6.Liesching T, Kwok H, Hill NS. Acute applications of noninvasive positive pressure ventilation. Chest 2003;124:699-713.  Back to cited text no. 6  [PUBMED]  [FULLTEXT]
7.Demoule A, Girou E, Richard JC, Taille S, Brochard L. Increased use of noninvasive ventilation in French intensive care units. Intensive Care Med 2006;32:1747-55.   Back to cited text no. 7    
8.Doherty MJ, Greenstone MA. Survey of non-invasive ventilation (NIPPV) in patients with acute exacerbations of chronic obstructive pulmonary disease (COPD) in the UK. Thorax 1998;53:863-6.  Back to cited text no. 8  [PUBMED]  [FULLTEXT]
9.Burns KA, Sinuff T, Adhikari NK, Meade MO, Heels-Ansdell D, Martin CM, et al. Bilevel noninvasive positive pressure ventilation for acute respiratory failure: Survey of ontario practice. Crit Care Med 2005;33:1477-83.  Back to cited text no. 9    
10.Asch DA, Jedrziewski MK, Christakis NA. Response rates to mail surveys published in medical journals. J Clin Epidemiol 1997;50:1129-36.  Back to cited text no. 10  [PUBMED]  [FULLTEXT]
11.Cummings SM, Savitz LA, Konrad TR. Reported response rates to mailed physician questionnaires. Health Serv Res 2001;35:1347-55.  Back to cited text no. 11  [PUBMED]  [FULLTEXT]
12.Plant PK, Owen JL, Elliot MW. Early use of non-invasive ventilation in acute exacerbation of chronic obstructive pulmonary disease on general respiratory wards: A multicentre randomised controlled trial. Lancet 2000;335:1931-5.  Back to cited text no. 12    
13.Mehta S, Hill NS. Noninvasive ventilation. Am J Respir Crit Care Med 2001;163:540-77.  Back to cited text no. 13  [PUBMED]  [FULLTEXT]
14.Evans TW. International Consensus Conferences in Intensive Care Medicine: Non-invasive positive pressure ventilation in acute respiratory failure.
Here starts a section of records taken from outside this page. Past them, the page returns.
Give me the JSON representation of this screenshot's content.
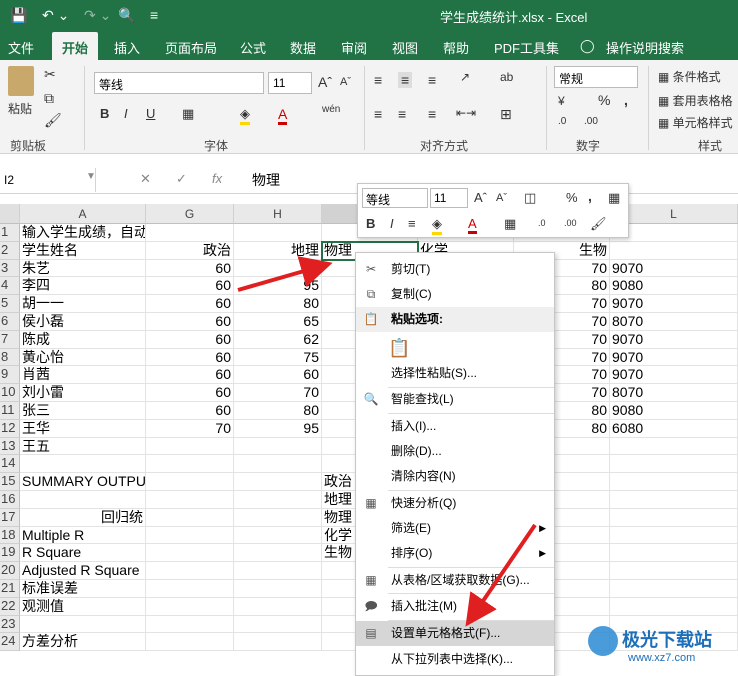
{
  "title": "学生成绩统计.xlsx - Excel",
  "tabs": [
    "文件",
    "开始",
    "插入",
    "页面布局",
    "公式",
    "数据",
    "审阅",
    "视图",
    "帮助",
    "PDF工具集",
    "操作说明搜索"
  ],
  "ribbon": {
    "paste": "粘贴",
    "font_name": "等线",
    "font_size": "11",
    "number_format": "常规",
    "cond_format": "条件格式",
    "table_format": "套用表格格",
    "cell_style": "单元格样式",
    "groups": [
      "剪贴板",
      "字体",
      "对齐方式",
      "数字",
      "样式"
    ]
  },
  "formula_bar": {
    "name_box": "I2",
    "value": "物理"
  },
  "columns": [
    "A",
    "G",
    "H",
    "I",
    "L"
  ],
  "rows": [
    {
      "n": "1",
      "A": "输入学生成绩，自动",
      "G": "",
      "H": "",
      "I": "",
      "J": "",
      "K": "",
      "L": ""
    },
    {
      "n": "2",
      "A": "学生姓名",
      "G": "政治",
      "H": "地理",
      "I": "物理",
      "J": "化学",
      "K": "生物",
      "L": ""
    },
    {
      "n": "3",
      "A": "朱艺",
      "G": "60",
      "H": "80",
      "I": "",
      "J": "",
      "K": "70",
      "L": "9070"
    },
    {
      "n": "4",
      "A": "李四",
      "G": "60",
      "H": "95",
      "I": "",
      "J": "",
      "K": "80",
      "L": "9080"
    },
    {
      "n": "5",
      "A": "胡一一",
      "G": "60",
      "H": "80",
      "I": "",
      "J": "",
      "K": "70",
      "L": "9070"
    },
    {
      "n": "6",
      "A": "侯小磊",
      "G": "60",
      "H": "65",
      "I": "",
      "J": "",
      "K": "70",
      "L": "8070"
    },
    {
      "n": "7",
      "A": "陈成",
      "G": "60",
      "H": "62",
      "I": "",
      "J": "",
      "K": "70",
      "L": "9070"
    },
    {
      "n": "8",
      "A": "黄心怡",
      "G": "60",
      "H": "75",
      "I": "",
      "J": "",
      "K": "70",
      "L": "9070"
    },
    {
      "n": "9",
      "A": "肖茜",
      "G": "60",
      "H": "60",
      "I": "",
      "J": "",
      "K": "70",
      "L": "9070"
    },
    {
      "n": "10",
      "A": "刘小雷",
      "G": "60",
      "H": "70",
      "I": "",
      "J": "",
      "K": "70",
      "L": "8070"
    },
    {
      "n": "11",
      "A": "张三",
      "G": "60",
      "H": "80",
      "I": "",
      "J": "",
      "K": "80",
      "L": "9080"
    },
    {
      "n": "12",
      "A": "王华",
      "G": "70",
      "H": "95",
      "I": "",
      "J": "",
      "K": "80",
      "L": "6080"
    },
    {
      "n": "13",
      "A": "王五",
      "G": "",
      "H": "",
      "I": "",
      "J": "",
      "K": "",
      "L": ""
    },
    {
      "n": "14",
      "A": "",
      "G": "",
      "H": "",
      "I": "",
      "J": "",
      "K": "",
      "L": ""
    },
    {
      "n": "15",
      "A": "SUMMARY OUTPUT",
      "G": "",
      "H": "",
      "I": "政治",
      "J": "",
      "K": "",
      "L": ""
    },
    {
      "n": "16",
      "A": "",
      "G": "",
      "H": "",
      "I": "地理",
      "J": "",
      "K": "",
      "L": ""
    },
    {
      "n": "17",
      "A": "回归统",
      "G": "",
      "H": "",
      "I": "物理",
      "J": "",
      "K": "",
      "L": ""
    },
    {
      "n": "18",
      "A": "Multiple R",
      "G": "",
      "H": "",
      "I": "化学",
      "J": "",
      "K": "",
      "L": ""
    },
    {
      "n": "19",
      "A": "R Square",
      "G": "",
      "H": "",
      "I": "生物",
      "J": "",
      "K": "",
      "L": ""
    },
    {
      "n": "20",
      "A": "Adjusted R Square",
      "G": "",
      "H": "",
      "I": "",
      "J": "",
      "K": "",
      "L": ""
    },
    {
      "n": "21",
      "A": "标准误差",
      "G": "",
      "H": "",
      "I": "",
      "J": "",
      "K": "",
      "L": ""
    },
    {
      "n": "22",
      "A": "观测值",
      "G": "",
      "H": "",
      "I": "",
      "J": "",
      "K": "",
      "L": ""
    },
    {
      "n": "23",
      "A": "",
      "G": "",
      "H": "",
      "I": "",
      "J": "",
      "K": "",
      "L": ""
    },
    {
      "n": "24",
      "A": "方差分析",
      "G": "",
      "H": "",
      "I": "",
      "J": "",
      "K": "",
      "L": ""
    }
  ],
  "mini_toolbar": {
    "font": "等线",
    "size": "11"
  },
  "context_menu": [
    {
      "label": "剪切(T)",
      "icon": "scissors-icon"
    },
    {
      "label": "复制(C)",
      "icon": "copy-icon"
    },
    {
      "label": "粘贴选项:",
      "icon": "paste-icon"
    },
    {
      "label": "",
      "icon": "paste-values-icon"
    },
    {
      "label": "选择性粘贴(S)...",
      "icon": ""
    },
    {
      "label": "智能查找(L)",
      "icon": "search-icon"
    },
    {
      "label": "插入(I)...",
      "icon": ""
    },
    {
      "label": "删除(D)...",
      "icon": ""
    },
    {
      "label": "清除内容(N)",
      "icon": ""
    },
    {
      "label": "快速分析(Q)",
      "icon": "quick-analysis-icon"
    },
    {
      "label": "筛选(E)",
      "icon": ""
    },
    {
      "label": "排序(O)",
      "icon": ""
    },
    {
      "label": "从表格/区域获取数据(G)...",
      "icon": "table-icon"
    },
    {
      "label": "插入批注(M)",
      "icon": "comment-icon"
    },
    {
      "label": "设置单元格格式(F)...",
      "icon": "format-cells-icon"
    },
    {
      "label": "从下拉列表中选择(K)...",
      "icon": ""
    }
  ],
  "watermark": "极光下载站",
  "watermark_url": "www.xz7.com"
}
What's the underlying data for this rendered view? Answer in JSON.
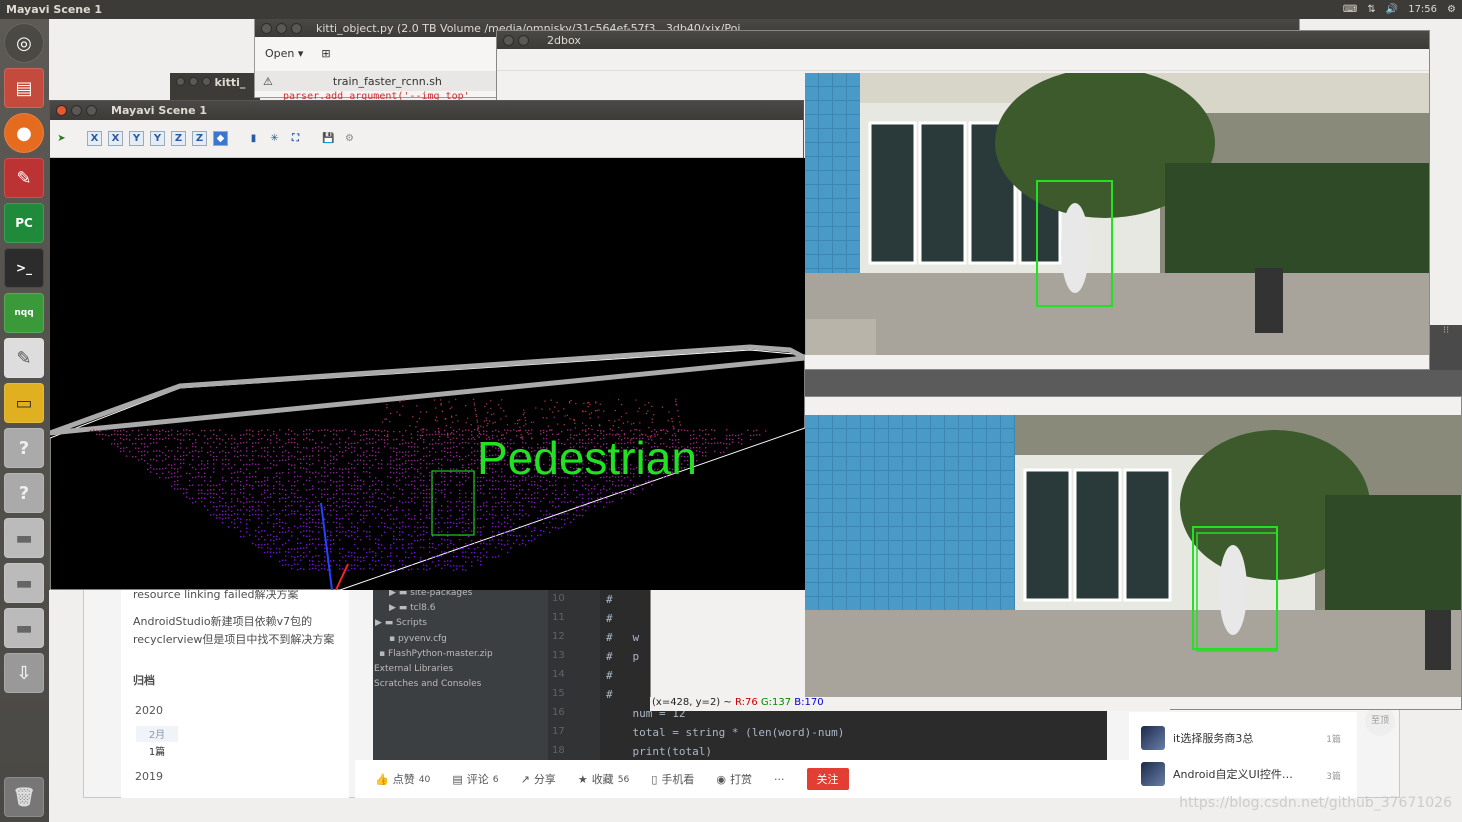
{
  "top_panel": {
    "title": "Mayavi Scene 1",
    "time": "17:56"
  },
  "launcher": {
    "items": [
      "dash",
      "files",
      "firefox",
      "settings",
      "pycharm",
      "terminal",
      "app",
      "text-editor",
      "screenshot",
      "unknown",
      "unknown",
      "drive",
      "drive",
      "drive",
      "usb",
      "trash"
    ]
  },
  "gedit_window": {
    "title": "kitti_object.py (2.0 TB Volume /media/omnisky/31c564ef-57f3...3db40/xix/Poi...",
    "open_label": "Open",
    "tab_label": "train_faster_rcnn.sh",
    "code_snippet": "parser.add_argument('--img_top'"
  },
  "kitti_window": {
    "title": "kitti_"
  },
  "dbox_window": {
    "title": "2dbox"
  },
  "mayavi_window": {
    "title": "Mayavi Scene 1",
    "label": "Pedestrian"
  },
  "image_window": {
    "status_prefix": "(x=428, y=2) ~ ",
    "r": "R:76",
    "g": "G:137",
    "b": "B:170"
  },
  "blog": {
    "link1": "resource linking failed解决方案",
    "link2a": "AndroidStudio新建项目依赖v7包的",
    "link2b": "recyclerview但是项目中找不到解决方案",
    "archive_heading": "归档",
    "year1": "2020",
    "month1": "2月",
    "count1": "1篇",
    "year2": "2019"
  },
  "ide": {
    "tree": [
      "site-packages",
      "tcl8.6",
      "Scripts",
      "pyvenv.cfg",
      "FlashPython-master.zip",
      "External Libraries",
      "Scratches and Consoles"
    ],
    "line_numbers": [
      "10",
      "11",
      "12",
      "13",
      "14",
      "15",
      "16",
      "17",
      "18"
    ],
    "code": [
      "#",
      "#",
      "#   w",
      "#   p",
      "#",
      "#",
      "    num = 12",
      "    total = string * (len(word)-num)",
      "    print(total)"
    ]
  },
  "actions": {
    "like": "点赞",
    "like_count": "40",
    "comment": "评论",
    "comment_count": "6",
    "share": "分享",
    "favorite": "收藏",
    "favorite_count": "56",
    "mobile": "手机看",
    "reward": "打赏",
    "more": "···",
    "follow": "关注"
  },
  "side_list": {
    "item1": "it选择服务商3总",
    "item1_count": "1篇",
    "item2": "Android自定义UI控件…",
    "item2_count": "3篇",
    "scroll_label": "至顶"
  },
  "watermark": "https://blog.csdn.net/github_37671026"
}
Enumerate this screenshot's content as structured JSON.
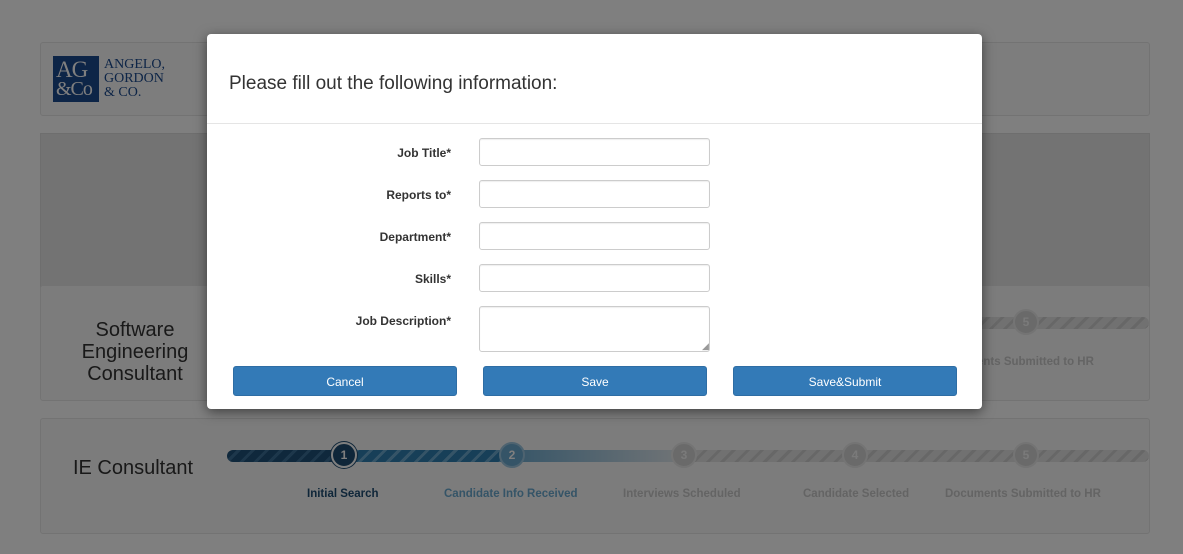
{
  "header": {
    "logo_mark_top": "AG",
    "logo_mark_bottom": "&Co",
    "logo_line1": "ANGELO,",
    "logo_line2": "GORDON",
    "logo_line3": "& CO."
  },
  "cards": [
    {
      "title": "Software Engineering Consultant",
      "visible_step_number": "5",
      "visible_step_label": "ents Submitted to HR"
    },
    {
      "title": "IE Consultant",
      "steps": [
        {
          "number": "1",
          "label": "Initial Search",
          "state": "complete"
        },
        {
          "number": "2",
          "label": "Candidate Info Received",
          "state": "in-progress"
        },
        {
          "number": "3",
          "label": "Interviews Scheduled",
          "state": "pending"
        },
        {
          "number": "4",
          "label": "Candidate Selected",
          "state": "pending"
        },
        {
          "number": "5",
          "label": "Documents Submitted to HR",
          "state": "pending"
        }
      ]
    }
  ],
  "modal": {
    "title": "Please fill out the following information:",
    "fields": [
      {
        "label": "Job Title*",
        "value": ""
      },
      {
        "label": "Reports to*",
        "value": ""
      },
      {
        "label": "Department*",
        "value": ""
      },
      {
        "label": "Skills*",
        "value": ""
      },
      {
        "label": "Job Description*",
        "value": ""
      }
    ],
    "buttons": {
      "cancel": "Cancel",
      "save": "Save",
      "save_submit": "Save&Submit"
    }
  },
  "colors": {
    "primary_button": "#337ab7",
    "step_complete": "#1e4d73",
    "step_in_progress": "#6aa9cf",
    "step_pending": "#d5d5d5",
    "logo": "#1b4a8f"
  }
}
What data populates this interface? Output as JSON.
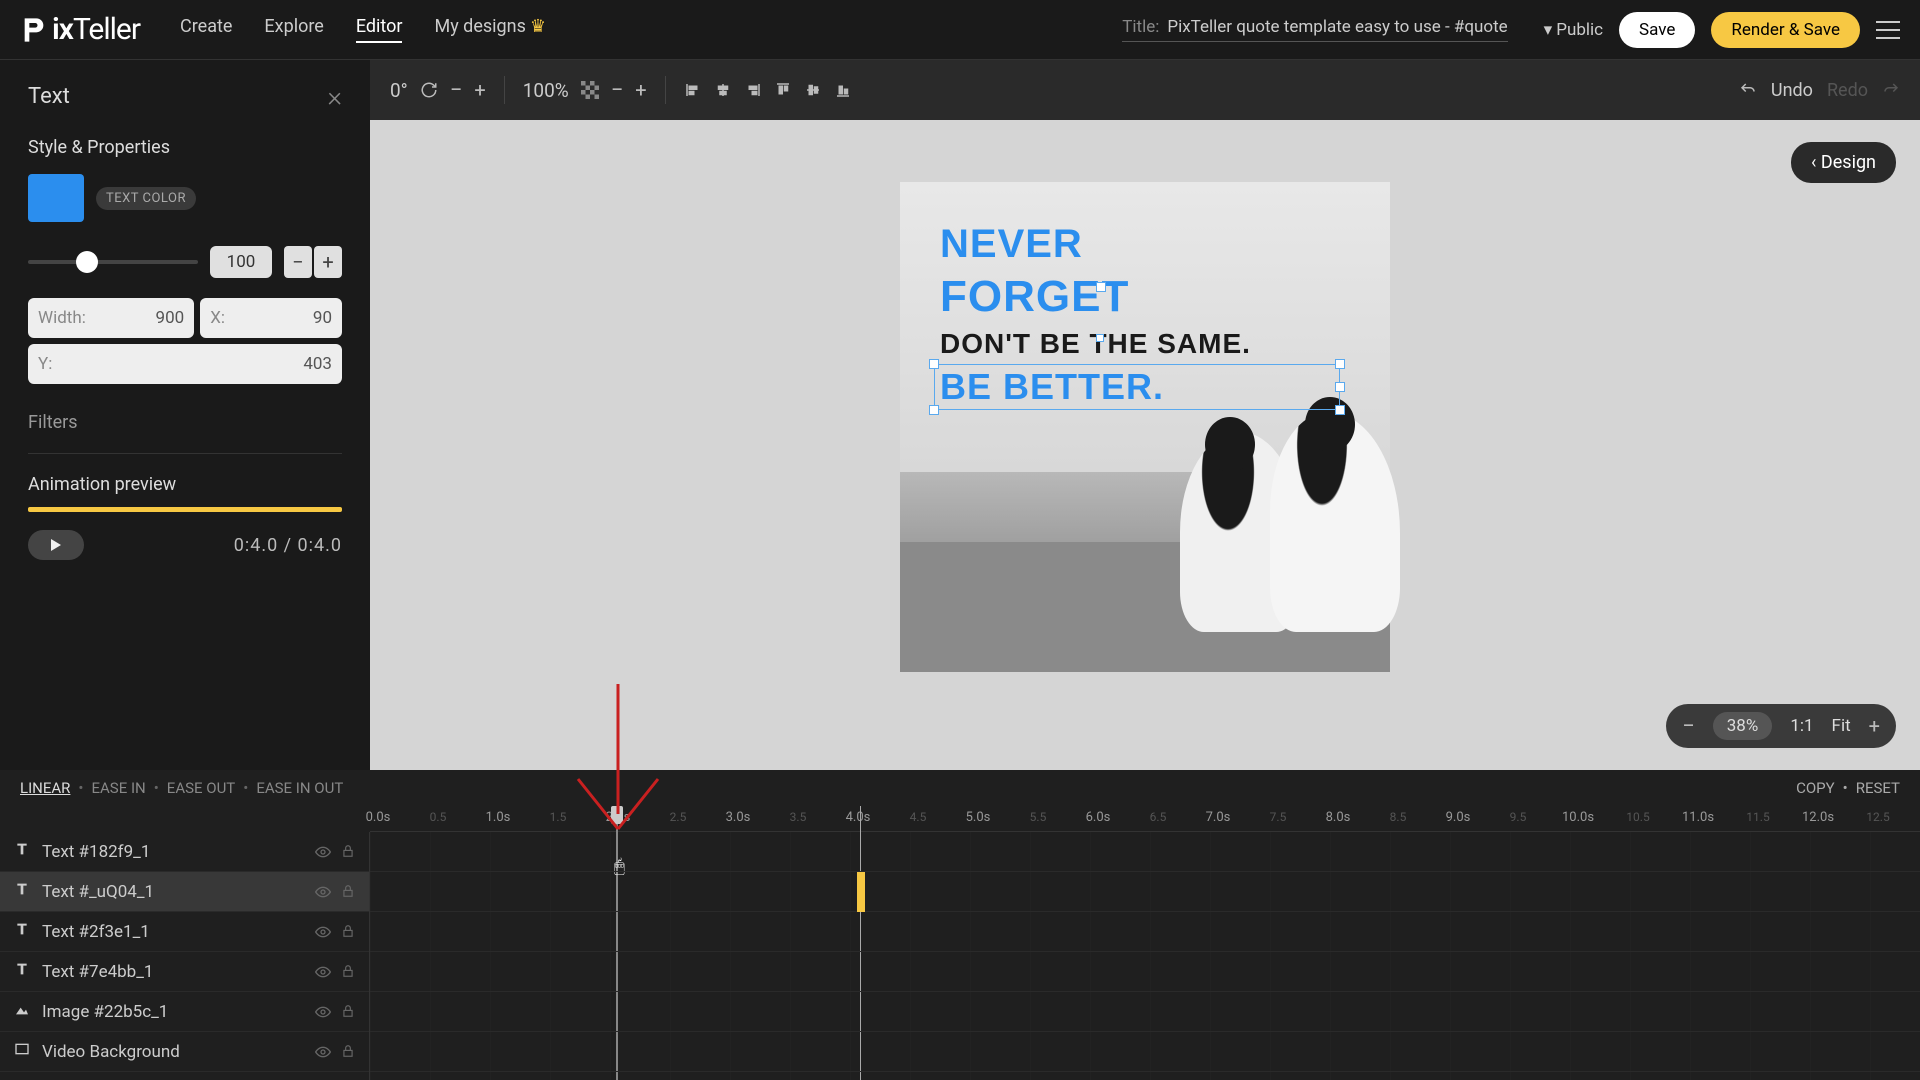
{
  "nav": {
    "logo": "PixTeller",
    "links": [
      "Create",
      "Explore",
      "Editor",
      "My designs"
    ],
    "active_index": 2,
    "title_label": "Title:",
    "title_text": "PixTeller quote template easy to use - #quote",
    "visibility": "Public",
    "save": "Save",
    "render": "Render & Save"
  },
  "panel": {
    "title": "Text",
    "style_properties": "Style & Properties",
    "text_color_label": "TEXT COLOR",
    "opacity_value": "100",
    "width_label": "Width:",
    "width_value": "900",
    "x_label": "X:",
    "x_value": "90",
    "y_label": "Y:",
    "y_value": "403",
    "filters": "Filters",
    "animation_preview": "Animation preview",
    "anim_time": "0:4.0 / 0:4.0"
  },
  "toolbar": {
    "rotation": "0°",
    "zoom": "100%",
    "undo": "Undo",
    "redo": "Redo"
  },
  "canvas": {
    "design_btn": "Design",
    "quote": {
      "line1": "NEVER",
      "line2": "FORGET",
      "line3": "DON'T BE THE SAME.",
      "line4": "BE BETTER."
    },
    "zoom_pct": "38%",
    "zoom_ratio": "1:1",
    "zoom_fit": "Fit"
  },
  "timeline": {
    "easings": [
      "LINEAR",
      "EASE IN",
      "EASE OUT",
      "EASE IN OUT"
    ],
    "active_easing": 0,
    "copy": "COPY",
    "reset": "RESET",
    "marks": [
      "0.0s",
      "0.5",
      "1.0s",
      "1.5",
      "2.0s",
      "2.5",
      "3.0s",
      "3.5",
      "4.0s",
      "4.5",
      "5.0s",
      "5.5",
      "6.0s",
      "6.5",
      "7.0s",
      "7.5",
      "8.0s",
      "8.5",
      "9.0s",
      "9.5",
      "10.0s",
      "10.5",
      "11.0s",
      "11.5",
      "12.0s",
      "12.5"
    ],
    "layers": [
      {
        "name": "Text #182f9_1",
        "type": "text"
      },
      {
        "name": "Text #_uQ04_1",
        "type": "text",
        "selected": true
      },
      {
        "name": "Text #2f3e1_1",
        "type": "text"
      },
      {
        "name": "Text #7e4bb_1",
        "type": "text"
      },
      {
        "name": "Image #22b5c_1",
        "type": "image"
      },
      {
        "name": "Video Background",
        "type": "video"
      }
    ]
  }
}
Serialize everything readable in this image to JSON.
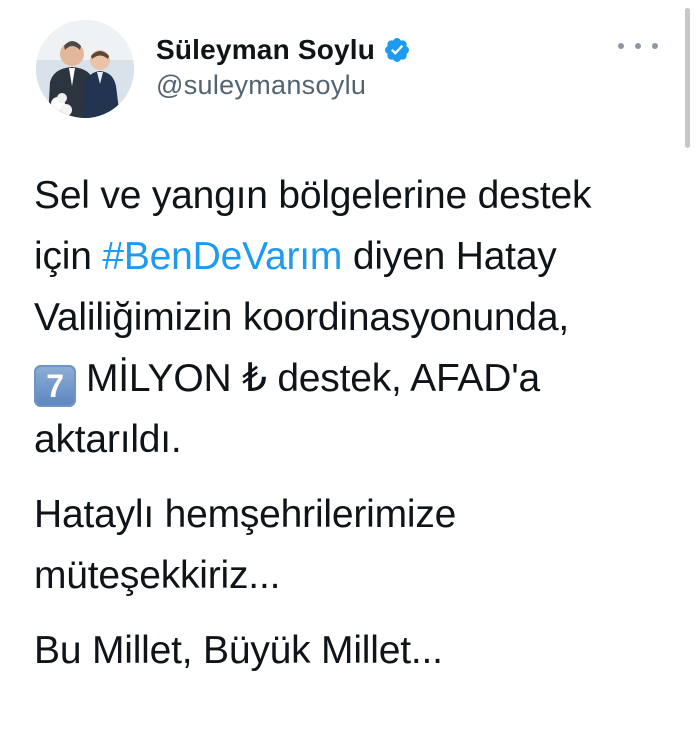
{
  "user": {
    "display_name": "Süleyman Soylu",
    "handle": "@suleymansoylu",
    "verified_icon": "verified-badge-icon",
    "avatar_icon": "profile-photo"
  },
  "menu": {
    "icon": "more-options-icon"
  },
  "tweet": {
    "line1": "Sel ve yangın bölgelerine destek",
    "line2_prefix": "için ",
    "hashtag": "#BenDeVarım",
    "line2_suffix": " diyen Hatay",
    "line3": "Valiliğimizin koordinasyonunda,",
    "keycap": "7",
    "line4_rest": "MİLYON ₺ destek, AFAD'a",
    "line5": "aktarıldı.",
    "para2_line1": "Hataylı hemşehrilerimize",
    "para2_line2": "müteşekkiriz...",
    "para3": "Bu Millet, Büyük Millet..."
  },
  "colors": {
    "hashtag": "#1d9bf0",
    "verified": "#1d9bf0",
    "handle": "#536471",
    "text": "#0f1419"
  }
}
Organised jointly by the American Thoracic Society, the European Respiratory Society, the European Society of Intensive Care Medicine, and the Societe de Reanimation de Langue Francaise, and approved by the ATS Board of Directors, December 2000. Intensive Care Med 2001;27:166-78.  Back to cited text no. 14    


    Figures

  [Figure 1], [Figure 2], [Figure 3], [Figure 4], [Figure 5]
 
 
    Tables

  [Table 1], [Table 2], [Table 3]

This article has been cited by
1 Sedation in non-invasive ventilation: do we know what to do (and why)?
Dan Longrois,Giorgio Conti,Jean Mantz,Andreas Faltlhauser,Riku Aantaa,Peter Tonner
Multidisciplinary Respiratory Medicine. 2014; 9(1): 56
[Pubmed] | [DOI]
2 Non-invasive ventilation in the postoperative period: Is there a role?
Mathai, A.S.
Indian Journal of Anaesthesia. 2011; 55(4): 325-333
[Pubmed]



 

Top
Print this article  Email this article
Previous article Next article
Online since 7th April '04
Published by Wolters Kluwer - Medknow